When I saw I’m Not There. at TIFF, I was not really familiar with the work of Todd Haynes, though I have since watched his 1995 film Safe. Haynes’ interpretation of the life of Bob Dylan as being represented by six different individuals is a very interesting premise to say the least. However, the style of the film is something that needs getting used to and those watching I’m Not There. are either going to love it or hate it. The film is in no way a cohesive biography of Bob Dylan, who isn’t even mentioned by name, other than during the opening credits. Instead I’m Not There. is more akin to an anthology film, with the film switching back and forth between the stories of these six Dylan-inspired individuals.
Without a doubt, the standout performance in the film is Cate Blanchett’s Oscar-nominated role as the androgynous rock star Jude Quinn. Jude’s sections of the film, shown in a very stark black and white, are the most compelling of the film and I’m Not There. is a film worth watching just to see Blanchett’s performance. The other actors also stand out in their own way, though there are some sections of the film that don’t really work. Particularly Richard Gere’s western side-story suffers from being a very vague interpretation of Dylan. Even the 11 year-old African American boy Woody is closer to Dylan than Gere’s Billy.
In a very sad realization, I’m Not There. was the final film to be released while Heath Ledger was still alive. I think next to Cate Blanchett, Ledger’s performance in the film is another standout and it is tragic that he died only four months after I saw the film at TIFF, which was the repeat screening, so I never saw him in person. It was interesting noticing Charlotte Gainsbourg, putting on a French accent, playing Ledger’s love interest Claire. I’m Not There. was made prior to Gainsbourg’s multiple collaborations with Lars von Trier, so I wouldn’t have recognized her at the time.
On this second viewing, I would say that I liked I’m Not There. no better or worse than the first time around. The film undoubtedly has an interesting concept, but the execution doesn’t always work.
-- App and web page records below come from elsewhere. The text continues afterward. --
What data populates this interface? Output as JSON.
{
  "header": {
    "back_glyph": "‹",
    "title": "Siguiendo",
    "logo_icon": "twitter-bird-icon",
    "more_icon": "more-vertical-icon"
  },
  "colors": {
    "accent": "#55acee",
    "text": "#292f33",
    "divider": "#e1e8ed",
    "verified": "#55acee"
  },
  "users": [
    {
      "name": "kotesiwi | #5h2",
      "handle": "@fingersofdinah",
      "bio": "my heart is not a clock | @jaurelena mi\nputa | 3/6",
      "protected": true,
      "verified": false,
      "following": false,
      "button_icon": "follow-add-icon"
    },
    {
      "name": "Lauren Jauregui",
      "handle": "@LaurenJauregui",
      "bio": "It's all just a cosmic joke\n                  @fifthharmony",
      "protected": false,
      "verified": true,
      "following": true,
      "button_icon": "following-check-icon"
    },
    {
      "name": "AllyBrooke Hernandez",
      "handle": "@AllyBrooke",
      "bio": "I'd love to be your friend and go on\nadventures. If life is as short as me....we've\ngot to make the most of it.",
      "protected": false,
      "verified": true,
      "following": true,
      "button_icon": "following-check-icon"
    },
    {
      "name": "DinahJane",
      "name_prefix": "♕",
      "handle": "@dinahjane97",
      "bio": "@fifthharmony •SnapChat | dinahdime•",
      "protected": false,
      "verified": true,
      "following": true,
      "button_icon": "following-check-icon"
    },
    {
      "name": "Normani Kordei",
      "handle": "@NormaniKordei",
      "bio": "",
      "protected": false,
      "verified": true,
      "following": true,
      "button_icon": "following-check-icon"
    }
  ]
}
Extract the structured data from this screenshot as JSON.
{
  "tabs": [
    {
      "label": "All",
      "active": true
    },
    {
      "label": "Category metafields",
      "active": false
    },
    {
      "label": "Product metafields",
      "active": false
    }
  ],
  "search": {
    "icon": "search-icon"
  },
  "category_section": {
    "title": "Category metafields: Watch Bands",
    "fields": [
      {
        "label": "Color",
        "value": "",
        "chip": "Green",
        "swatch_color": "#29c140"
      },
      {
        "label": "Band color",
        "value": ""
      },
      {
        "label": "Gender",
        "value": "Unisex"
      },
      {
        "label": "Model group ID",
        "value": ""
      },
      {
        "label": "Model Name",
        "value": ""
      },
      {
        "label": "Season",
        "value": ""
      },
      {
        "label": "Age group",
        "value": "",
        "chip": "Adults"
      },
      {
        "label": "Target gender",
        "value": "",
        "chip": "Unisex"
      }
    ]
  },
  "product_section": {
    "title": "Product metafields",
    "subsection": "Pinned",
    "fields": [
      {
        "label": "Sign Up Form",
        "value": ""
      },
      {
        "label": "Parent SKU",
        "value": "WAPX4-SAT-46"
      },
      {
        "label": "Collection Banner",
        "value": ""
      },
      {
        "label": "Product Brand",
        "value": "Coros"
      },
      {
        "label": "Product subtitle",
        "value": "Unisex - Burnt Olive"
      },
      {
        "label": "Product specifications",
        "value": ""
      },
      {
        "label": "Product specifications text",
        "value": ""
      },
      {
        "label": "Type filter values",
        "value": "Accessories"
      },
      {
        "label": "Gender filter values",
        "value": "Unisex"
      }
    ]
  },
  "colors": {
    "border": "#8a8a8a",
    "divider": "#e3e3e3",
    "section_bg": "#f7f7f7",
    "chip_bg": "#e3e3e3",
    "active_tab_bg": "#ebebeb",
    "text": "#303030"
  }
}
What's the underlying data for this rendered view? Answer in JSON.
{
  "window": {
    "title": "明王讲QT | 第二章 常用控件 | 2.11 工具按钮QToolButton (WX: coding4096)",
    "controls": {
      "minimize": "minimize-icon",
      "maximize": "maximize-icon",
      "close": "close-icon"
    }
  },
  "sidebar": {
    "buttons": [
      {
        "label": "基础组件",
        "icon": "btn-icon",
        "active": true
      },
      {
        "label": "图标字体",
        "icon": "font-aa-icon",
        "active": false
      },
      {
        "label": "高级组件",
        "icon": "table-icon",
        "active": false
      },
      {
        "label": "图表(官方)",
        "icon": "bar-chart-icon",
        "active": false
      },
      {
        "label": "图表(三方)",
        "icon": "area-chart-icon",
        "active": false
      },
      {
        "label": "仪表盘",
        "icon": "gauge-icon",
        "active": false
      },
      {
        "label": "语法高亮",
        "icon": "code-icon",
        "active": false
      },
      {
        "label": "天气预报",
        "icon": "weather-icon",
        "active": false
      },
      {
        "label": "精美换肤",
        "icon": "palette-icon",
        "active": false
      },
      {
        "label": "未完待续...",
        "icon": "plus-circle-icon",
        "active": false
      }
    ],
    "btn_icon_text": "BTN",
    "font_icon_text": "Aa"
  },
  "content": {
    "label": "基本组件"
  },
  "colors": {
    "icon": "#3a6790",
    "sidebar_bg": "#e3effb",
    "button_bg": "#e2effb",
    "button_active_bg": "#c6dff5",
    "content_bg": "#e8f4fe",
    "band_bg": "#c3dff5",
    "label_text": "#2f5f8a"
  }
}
There are enough high points to keep my opinion generally positive, but altogether, I’m Not There. is merely just an OK film for me.